Assigned task: Whenever a line in the entries below contains the string "icon", copy that line.

——

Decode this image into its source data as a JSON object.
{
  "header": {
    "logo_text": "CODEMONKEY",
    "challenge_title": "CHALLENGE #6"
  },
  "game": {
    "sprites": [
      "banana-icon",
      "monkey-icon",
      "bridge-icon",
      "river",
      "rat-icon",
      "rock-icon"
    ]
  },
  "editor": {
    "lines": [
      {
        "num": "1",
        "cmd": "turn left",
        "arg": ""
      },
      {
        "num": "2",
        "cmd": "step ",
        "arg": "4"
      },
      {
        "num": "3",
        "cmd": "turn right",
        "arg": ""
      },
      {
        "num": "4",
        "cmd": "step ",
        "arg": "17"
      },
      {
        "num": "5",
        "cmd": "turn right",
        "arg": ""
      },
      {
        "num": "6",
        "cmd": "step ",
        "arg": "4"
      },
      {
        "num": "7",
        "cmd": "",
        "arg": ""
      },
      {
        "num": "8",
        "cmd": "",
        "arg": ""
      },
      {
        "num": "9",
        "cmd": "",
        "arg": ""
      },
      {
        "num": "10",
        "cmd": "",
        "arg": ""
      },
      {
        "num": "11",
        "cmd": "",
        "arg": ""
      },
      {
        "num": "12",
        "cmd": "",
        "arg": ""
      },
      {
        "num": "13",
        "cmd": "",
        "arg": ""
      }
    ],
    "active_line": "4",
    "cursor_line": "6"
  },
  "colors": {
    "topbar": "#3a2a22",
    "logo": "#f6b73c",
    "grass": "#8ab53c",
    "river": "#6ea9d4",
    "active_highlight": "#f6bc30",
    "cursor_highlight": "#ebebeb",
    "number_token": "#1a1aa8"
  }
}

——

Solved problem:
      "banana-icon",
      "monkey-icon",
      "bridge-icon",
      "rat-icon",
      "rock-icon"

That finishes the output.